Nobody told me it wasn’t just about being sad and crying. Nobody told me grief was anxiety, fear, nausea, confusion, forgetfulness, panic attacks, loneliness and so much more. Nobody told me grief isn’t a linear process, you don’t get on the grief train and stop at Denial Station before chugging along the line to Anger, Bargaining, Depression and finally arrive at your destination of Acceptance. It’s not that easy and it’s not that straightforward at all. GRIEF IS HARD. In the early days for me, it was more like getting into a washing machine with those “5 stages” along with every other shitty emotion under the sun, going through a spin cycle and being hung out to dry afterwards. Every single day. GRIEF IS EXHAUSTING.
Be Better at Grief
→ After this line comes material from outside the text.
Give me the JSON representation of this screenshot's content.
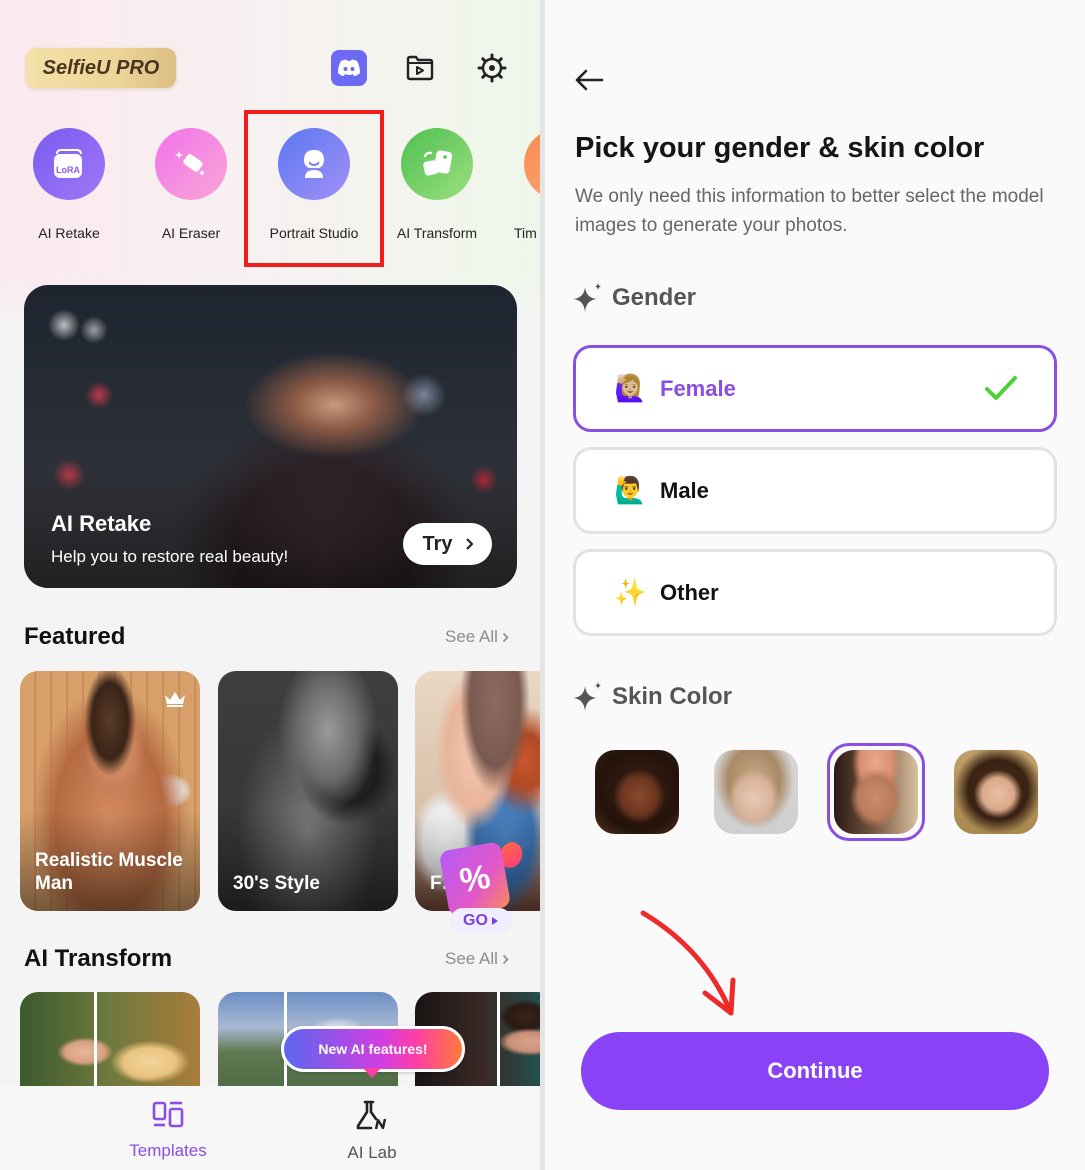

We really need to talk about this more, we need to learn coping strategies before someone dies, not after, and we also need to learn how to effectively support people who are grieving. Trying to tell someone how to help themselves or asking them what they need in those early days of grief is like asking a baby to figure out Pythagoras Theorem. We as a society really need to be better at grief and loss. Our family have been incredibly lucky in that we had some of the most unbelievable supporters and lifter uppers who held us up and kept us from falling apart and they continue to do so. We are incredibly grateful for each of them.
Four years later, while it can still feel like a spin cycle some days, there are also brighter, easier days when the load of washing doesn’t feel so insurmountable and I can function very well. I try to take each hour as it comes and I make it a rule to do only what I feel I can and no more.
Be kind to yourselves in your grief, find someone who is great at listening and talk about it. It’s the only way!